Biomedical signal processing

This session will highlight modern sampling approaches for fast high-resolution MR imaging. Single and multiple coil imaging will be considered, in the context of structural, dynamic, or flow applications.
Organizer and chair :  Prof. M. LustigHomepage
Diffusion MRI (dMRI) is the unique Magnetic Resonance Imaging modality able to quantify in vivo and non invasively the average random thermal movement (diffusion) of water molecules in biological tissues such as brain white matter. Using the water diffusion as a probe, dMRI makes it possible to reconstruct white matter fiber pathways and segment major fiber bundles that reflect the structures in the brain which are not visible to other non-invasive imaging modalities. This modern imaging modality, of great interest to neuroscientists and clinicians, has opened a number of challenging problems.
A keynote talk by Denis Le Bihan, credited with developing, refining, and introducing into research and clinical practice the concept of diffusion MRI, will open this session. Denis will introduce this method, help us better understand water diffusion MRI and shed light on what we are looking at when measuring water molecule motion.

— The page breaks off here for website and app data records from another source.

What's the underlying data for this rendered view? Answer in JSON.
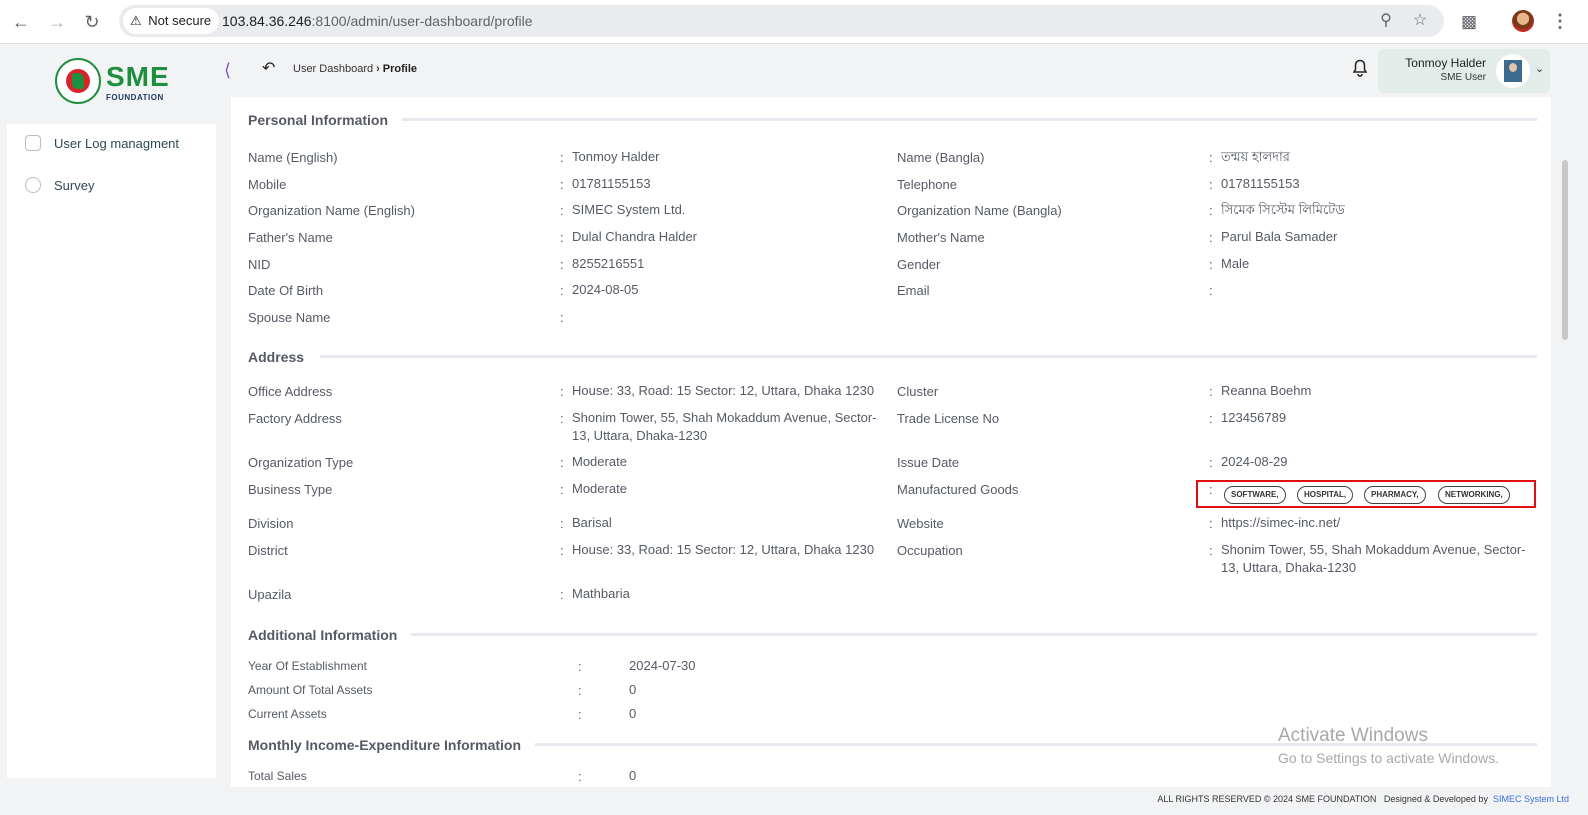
{
  "browser": {
    "security_label": "Not secure",
    "url_host": "103.84.36.246",
    "url_rest": ":8100/admin/user-dashboard/profile"
  },
  "logo": {
    "sme_text": "SME",
    "foundation_text": "FOUNDATION"
  },
  "breadcrumb": {
    "parent": "User Dashboard",
    "current": "Profile"
  },
  "user": {
    "name": "Tonmoy Halder",
    "role": "SME User"
  },
  "sidebar": {
    "items": [
      {
        "label": "User Log managment",
        "icon": "log-icon"
      },
      {
        "label": "Survey",
        "icon": "pie-chart-icon"
      }
    ]
  },
  "sections": {
    "personal": "Personal Information",
    "address": "Address",
    "additional": "Additional Information",
    "monthly": "Monthly Income-Expenditure Information"
  },
  "personal": {
    "name_en_label": "Name (English)",
    "name_en": "Tonmoy Halder",
    "name_bn_label": "Name (Bangla)",
    "name_bn": "তন্ময় হালদার",
    "mobile_label": "Mobile",
    "mobile": "01781155153",
    "telephone_label": "Telephone",
    "telephone": "01781155153",
    "org_en_label": "Organization Name (English)",
    "org_en": "SIMEC System Ltd.",
    "org_bn_label": "Organization Name (Bangla)",
    "org_bn": "সিমেক সিস্টেম লিমিটেড",
    "father_label": "Father's Name",
    "father": "Dulal Chandra Halder",
    "mother_label": "Mother's Name",
    "mother": "Parul Bala Samader",
    "nid_label": "NID",
    "nid": "8255216551",
    "gender_label": "Gender",
    "gender": "Male",
    "dob_label": "Date Of Birth",
    "dob": "2024-08-05",
    "email_label": "Email",
    "email": "",
    "spouse_label": "Spouse Name",
    "spouse": ""
  },
  "address": {
    "office_label": "Office Address",
    "office": "House: 33, Road: 15 Sector: 12, Uttara, Dhaka 1230",
    "cluster_label": "Cluster",
    "cluster": "Reanna Boehm",
    "factory_label": "Factory Address",
    "factory": "Shonim Tower, 55, Shah Mokaddum Avenue, Sector-13, Uttara, Dhaka-1230",
    "trade_label": "Trade License No",
    "trade": "123456789",
    "org_type_label": "Organization Type",
    "org_type": "Moderate",
    "issue_label": "Issue Date",
    "issue": "2024-08-29",
    "business_label": "Business Type",
    "business": "Moderate",
    "goods_label": "Manufactured Goods",
    "goods": [
      "SOFTWARE,",
      "HOSPITAL,",
      "PHARMACY,",
      "NETWORKING,"
    ],
    "division_label": "Division",
    "division": "Barisal",
    "website_label": "Website",
    "website": "https://simec-inc.net/",
    "district_label": "District",
    "district": "House: 33, Road: 15 Sector: 12, Uttara, Dhaka 1230",
    "occupation_label": "Occupation",
    "occupation": "Shonim Tower, 55, Shah Mokaddum Avenue, Sector-13, Uttara, Dhaka-1230",
    "upazila_label": "Upazila",
    "upazila": "Mathbaria"
  },
  "additional": {
    "year_label": "Year Of Establishment",
    "year": "2024-07-30",
    "total_assets_label": "Amount Of Total Assets",
    "total_assets": "0",
    "current_assets_label": "Current Assets",
    "current_assets": "0"
  },
  "monthly": {
    "total_sales_label": "Total Sales",
    "total_sales": "0"
  },
  "watermark": {
    "title": "Activate Windows",
    "subtitle": "Go to Settings to activate Windows."
  },
  "footer": {
    "rights": "ALL RIGHTS RESERVED © 2024 SME FOUNDATION",
    "designed": "Designed & Developed by",
    "company": "SIMEC System Ltd"
  }
}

In the following 4 technical talks, given by internationally well known experts in computational diffusion MRI, emphasize will be on the presentation of extremely innovative methods recently developed to process and analyse diffusion weighted images with applications to questions of utmost scientific and clinical importance in brain imaging. The 4 talks will have a focus on these tasks, well known to be very challenging due to the complex underlying properties of the diffusion signal. These talks will include recent developments in complexe diffusion modelling from the processing of High Angular Resolution Diffusion Imaging (HARDI) data. HARDI overcomes the limits of diffusion tensor imaging (DTI) and is able to recover complex fiber crossing configurations. These new methods open the possibility of inferring and recovering a more detailed geometric description of the anatomical connectivity between brain areas. Many recent HARDI reconstruction techniques have been introduced to reconstruct the ensemble average propagator (EAP) that captures the diffusion process of water molecules. In the 4 technical talks of this session, HARDI techniques that currently exist on single-shell and beyond will be presented and discussed with a particular focus on the use of Riemann Finsler geometry and dictionary learning based techniques that reconstruct the EAP and its angular part, the orientation distribution function (ODF). From the ODF, it will be shown how one can perform fiber tracking and reconstruct brain connectivity in healthy subjects and patients with brain tumors. In particular, a neurosurgical application will be illustrated. Finally, starting from the fundamentals and based on the fact that the MR signal can be sensitized to self-diffusion of water molecules whose motional history is influenced by the local micro-structure, the last talk will present the computational challenges and essential features of diffusion MR that makes it a powerful probe to characterize tissue micro-structure.
Organizer and chair :  Dr. R. DericheHomepage
This Biomedical signal processing highlight session will feature three of the most outstanding speakers in their fields. The first talk will discuss how mixing acoustics and optics can be used for biomedical applications in the context of multiwave imaging. The second talk will introduce optical coherence tomography. The third talk will be focused on biomedical applications of time-reversal techniques.
Organizer and chair :  Prof. M. FinkHomepage